During the lockdown his music has featured on BBC Sounds Mindful Music playlist curated by David Attenborough and as part of Daphne Wright’s online version of Listening Posts (2006) at the Frith Street Gallery. He has worked with his record company Wave Theory Records to try to provide a platform for other composers during the COVID crisis.
Mark Espiner (Co-creator Charlie Ward)
Mark Espiner is a writer, journalist and theatre director. As a journalist, writer and cultural commentator Mark has contributed to the Guardian, Sunday Times, BBC Radio 3, Evening Standard, Time Out and the Financial Times on music and the arts. He wrote a regular column for Berlin’s daily newspaper Der Tagesspiegel and has also provided on-air cultural commentary for Deutsche Welle TV, Germany’s international broadcaster.

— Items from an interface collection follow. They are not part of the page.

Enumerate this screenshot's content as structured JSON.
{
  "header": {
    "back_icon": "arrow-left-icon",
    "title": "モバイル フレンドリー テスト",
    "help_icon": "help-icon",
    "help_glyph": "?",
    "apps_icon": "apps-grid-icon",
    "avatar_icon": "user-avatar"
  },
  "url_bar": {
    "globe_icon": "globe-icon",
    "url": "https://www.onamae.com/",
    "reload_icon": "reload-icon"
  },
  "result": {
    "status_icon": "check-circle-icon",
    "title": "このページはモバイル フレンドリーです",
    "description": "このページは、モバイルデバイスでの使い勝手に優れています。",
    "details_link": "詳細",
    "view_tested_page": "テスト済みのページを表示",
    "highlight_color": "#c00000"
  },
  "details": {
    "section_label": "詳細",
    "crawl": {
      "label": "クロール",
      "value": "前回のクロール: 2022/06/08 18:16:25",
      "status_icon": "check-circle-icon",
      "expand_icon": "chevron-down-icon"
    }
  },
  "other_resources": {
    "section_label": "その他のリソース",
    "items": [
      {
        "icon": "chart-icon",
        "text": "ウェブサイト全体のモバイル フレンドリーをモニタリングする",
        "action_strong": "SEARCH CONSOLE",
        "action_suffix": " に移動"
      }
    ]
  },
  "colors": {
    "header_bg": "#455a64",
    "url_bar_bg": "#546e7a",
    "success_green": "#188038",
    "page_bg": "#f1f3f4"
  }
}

As co-artistic director of Sound&Fury, the theatre company he co-founded with Dan Jones and Tom Espiner, he has co-directed all of the company’s work to date.
His other theatre credits include working with Tom Morris on David Glass’s one-man show Disembodied (BAC) and Names of the Dead, a staged musical war memorial to the dead of the Iraq war, created collaboratively with visual artist Mark Anstee, composer Stephen McNeff and the Duke Quartet (BAC) and he directed the premiere of The Highs and Lows of Owning Your Own Home by Glen Neath (Acud, Berlin).
Tom Espiner (Co-creator Charlie Ward)
Tom Espiner is an actor, theatre practitioner, puppeteer and Foley artist. He trained as an actor at Bristol Old Vic Theatre School and co-founded Sound&Fury in 1998 with Dan Jones and Mark Espiner.
For Sound&Fury he has co-created and performed in: Kursk (Young Vic/Sydney Opera House); Going Dark (London Science Museum); Ether Frolics (Sound&Fury with artists from Shunt); The Watery Part of the World (BAC tour), War Music (BAC and Bristol’s Multi-A); Charlie Ward.
Other theatre work: Life of Pi (Sheffield Crucible) Berberian Sound Studio (Donmar Warehouse), Macbeth, Twelfth Night, The Winter’s Tale (Shakespeare at the Tobacco Factory); Anything Goes, Love’s Labour’s Lost (National Theatre); The Firework Maker’s Daughter (Told by an Idiot/Lyric Hammersmith); Tombstone Tales (Arcola); Caucasian Chalk Circle (Unicorn); Peggy for You (Hampstead/West End)
TV and film work includes: The Crown; Ancient Rome; Anybody’s Nightmare; Without Motive; The Bill; Stoned.
Tom’s Puppetry work includes for Blind Summit : The Table (Spoleto festival USA, European tour), The Puppeteer (Lorca Institute, Granada, Edinburgh Pleasance Dome), Madam Butterfly (ENO - Minghella/Choa), Danny Boyle’s London 2012 Olympics Opening Ceremony, Life of Pi (Sheffield Crucible). Puppetry Direction: Great Apes (Arcola).
As a Foley artist Tom made sound effects for natural history films including BBC’s The Natural World, animations for Aardman and various dramas. His Foley work in theatre includes Simon McBurney’s world premiere of The Magic Flute (Complicite/DNO).
He was the Foley designer and performer, playing Massimo for Tom Scutt’s production of Berberian Sound Studio (Donmar Warehouse).